Data supplied |
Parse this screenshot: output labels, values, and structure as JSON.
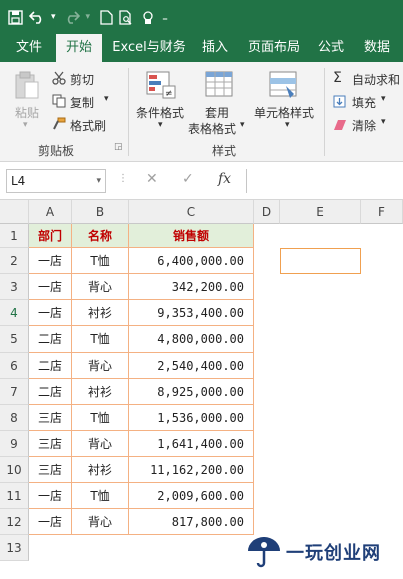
{
  "quick_access": {
    "save_icon": "save-icon",
    "undo_icon": "undo-icon",
    "redo_icon": "redo-icon",
    "new_icon": "new-file-icon",
    "preview_icon": "print-preview-icon",
    "touch_icon": "touch-mode-icon",
    "customize": "₌"
  },
  "tabs": [
    "文件",
    "开始",
    "Excel与财务",
    "插入",
    "页面布局",
    "公式",
    "数据"
  ],
  "active_tab": "开始",
  "ribbon": {
    "paste": "粘贴",
    "cut": "剪切",
    "copy": "复制",
    "format_painter": "格式刷",
    "clipboard_group": "剪贴板",
    "conditional_format": "条件格式",
    "table_format_1": "套用",
    "table_format_2": "表格格式",
    "cell_styles": "单元格样式",
    "styles_group": "样式",
    "autosum": "自动求和",
    "fill": "填充",
    "clear": "清除"
  },
  "formula_bar": {
    "name_box": "L4",
    "cancel": "✕",
    "enter": "✓",
    "fx": "fx",
    "formula": ""
  },
  "columns": [
    "A",
    "B",
    "C",
    "D",
    "E",
    "F"
  ],
  "rows": [
    "1",
    "2",
    "3",
    "4",
    "5",
    "6",
    "7",
    "8",
    "9",
    "10",
    "11",
    "12",
    "13"
  ],
  "table": {
    "headers": [
      "部门",
      "名称",
      "销售额"
    ],
    "data": [
      [
        "一店",
        "T恤",
        "6,400,000.00"
      ],
      [
        "一店",
        "背心",
        "342,200.00"
      ],
      [
        "一店",
        "衬衫",
        "9,353,400.00"
      ],
      [
        "二店",
        "T恤",
        "4,800,000.00"
      ],
      [
        "二店",
        "背心",
        "2,540,400.00"
      ],
      [
        "二店",
        "衬衫",
        "8,925,000.00"
      ],
      [
        "三店",
        "T恤",
        "1,536,000.00"
      ],
      [
        "三店",
        "背心",
        "1,641,400.00"
      ],
      [
        "三店",
        "衬衫",
        "11,162,200.00"
      ],
      [
        "一店",
        "T恤",
        "2,009,600.00"
      ],
      [
        "一店",
        "背心",
        "817,800.00"
      ]
    ]
  },
  "watermark": {
    "text": "一玩创业网",
    "logo_icon": "umbrella-logo-icon"
  },
  "colors": {
    "ribbon_green": "#217346",
    "header_fill": "#e2efda",
    "header_text": "#c00000",
    "border_orange": "#f4b183"
  }
}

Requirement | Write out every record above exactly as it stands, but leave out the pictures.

Response area |
Parse this screenshot: output labels, values, and structure as JSON.
{
  "quick_access": {
    "save_icon": "save-icon",
    "undo_icon": "undo-icon",
    "redo_icon": "redo-icon",
    "new_icon": "new-file-icon",
    "preview_icon": "print-preview-icon",
    "touch_icon": "touch-mode-icon",
    "customize": "₌"
  },
  "tabs": [
    "文件",
    "开始",
    "Excel与财务",
    "插入",
    "页面布局",
    "公式",
    "数据"
  ],
  "active_tab": "开始",
  "ribbon": {
    "paste": "粘贴",
    "cut": "剪切",
    "copy": "复制",
    "format_painter": "格式刷",
    "clipboard_group": "剪贴板",
    "conditional_format": "条件格式",
    "table_format_1": "套用",
    "table_format_2": "表格格式",
    "cell_styles": "单元格样式",
    "styles_group": "样式",
    "autosum": "自动求和",
    "fill": "填充",
    "clear": "清除"
  },
  "formula_bar": {
    "name_box": "L4",
    "cancel": "✕",
    "enter": "✓",
    "fx": "fx",
    "formula": ""
  },
  "columns": [
    "A",
    "B",
    "C",
    "D",
    "E",
    "F"
  ],
  "rows": [
    "1",
    "2",
    "3",
    "4",
    "5",
    "6",
    "7",
    "8",
    "9",
    "10",
    "11",
    "12",
    "13"
  ],
  "table": {
    "headers": [
      "部门",
      "名称",
      "销售额"
    ],
    "data": [
      [
        "一店",
        "T恤",
        "6,400,000.00"
      ],
      [
        "一店",
        "背心",
        "342,200.00"
      ],
      [
        "一店",
        "衬衫",
        "9,353,400.00"
      ],
      [
        "二店",
        "T恤",
        "4,800,000.00"
      ],
      [
        "二店",
        "背心",
        "2,540,400.00"
      ],
      [
        "二店",
        "衬衫",
        "8,925,000.00"
      ],
      [
        "三店",
        "T恤",
        "1,536,000.00"
      ],
      [
        "三店",
        "背心",
        "1,641,400.00"
      ],
      [
        "三店",
        "衬衫",
        "11,162,200.00"
      ],
      [
        "一店",
        "T恤",
        "2,009,600.00"
      ],
      [
        "一店",
        "背心",
        "817,800.00"
      ]
    ]
  },
  "watermark": {
    "text": "一玩创业网",
    "logo_icon": "umbrella-logo-icon"
  },
  "colors": {
    "ribbon_green": "#217346",
    "header_fill": "#e2efda",
    "header_text": "#c00000",
    "border_orange": "#f4b183"
  }
}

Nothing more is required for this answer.